As relief efforts to victims of Typhoon Haiyan, locally known as Typhoon Yolanda, continue, Philippine legislators are currently being tried for corruption charges regarding misuse of public funds.

Dubbed the “pork barrel scandal,” lawmakers amassed funds aimed to impress local constituents into stimulus programs. Primary among these were the Priority Development Assistant Fund (PDAF) and Disbursement Acceleration Program (DAP), programs discovered to be non-existent NGOs publicized to alleviate poverty and invest in public infrastructure.

In reality, the pork barrel funds ended up in the coffers of five senators and 23 congresspersons. Notable among these is the alleged ringleader Janet Lim-Napoles, owner of the JLN Group of Companies. Napoles is reported to have used the funds to purchase real estate in Los Angeles.

In light of the pork barrel scandal, doubts are cast in relation to President Benigno Aquino III’s image as an enemy of corruption and it hinders efforts for further economic reform. Aquino ran on a ticket to fight corruption in 2010 – evoking his mother, Corazon Aquino’s successes against the corrupt-ridden regime of Ferdinand Marcos in the 1980s.

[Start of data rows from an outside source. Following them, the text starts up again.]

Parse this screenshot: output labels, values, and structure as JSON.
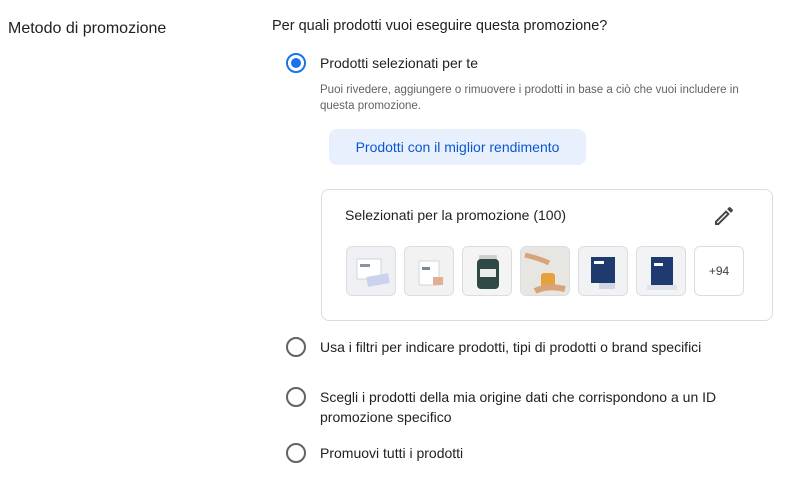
{
  "section_label": "Metodo di promozione",
  "question": "Per quali prodotti vuoi eseguire questa promozione?",
  "options": [
    {
      "label": "Prodotti selezionati per te",
      "selected": true,
      "helper": "Puoi rivedere, aggiungere o rimuovere i prodotti in base a ciò che vuoi includere in questa promozione."
    },
    {
      "label": "Usa i filtri per indicare prodotti, tipi di prodotti o brand specifici",
      "selected": false
    },
    {
      "label": "Scegli i prodotti della mia origine dati che corrispondono a un ID promozione specifico",
      "selected": false
    },
    {
      "label": "Promuovi tutti i prodotti",
      "selected": false
    }
  ],
  "chip_label": "Prodotti con il miglior rendimento",
  "selection_card": {
    "title": "Selezionati per la promozione (100)",
    "edit_icon": "pencil-icon",
    "thumbnails": [
      "product-thumbnail",
      "product-thumbnail",
      "product-thumbnail",
      "product-thumbnail",
      "product-thumbnail",
      "product-thumbnail"
    ],
    "more_label": "+94"
  },
  "colors": {
    "accent": "#1a73e8",
    "chip_bg": "#e8f0fe",
    "chip_text": "#0b57d0",
    "border": "#dadce0",
    "helper_text": "#5f6368"
  }
}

Aquino himself is being accused of bribing legislators’ loyalty. Around $500 million of discretionary funds for projects were dropped, an amount meant for Haiyan reconstruction.

Transparency regarding the use of governmental funds, particularly disaster relief efforts, is not a new problem. In 2009, local officials were accused of having stolen $20.7 million intended for restoring storm-ravaged northern Luzon through nongovernmental institutions.

Additionally, as stated in a report by the World Bank, addressing the links between poverty and vulnerability by the government, through proper measures and projects, could have prevented further disaster.

And yet, Malacañang emphasizes good governance and faith in relief structures. The Foreign Aid Transparency Hub (FAiTH) was established by the Department of Finance and Department of Foreign Affairs in order to better monitor and track disaster aid. The FAiTH webpage (http://www.gov.ph/faith/#) consists of a list of donor countries and organizations. The site elaborates upon the amount given and the respective organizations to which they are given. FAiTH is comprised of seven different departments within the federal government.

As the country with the largest Catholic inhabitants in Asia, faith gives hope amidst the death toll of over 5,000 with many more displaced. Faith in the idea of good government, however, is, literally, standing trial.

Miles Abadilla

Sources: The Republic of the Philippines, The Independent, Huffingtion Post, Reuters, NBC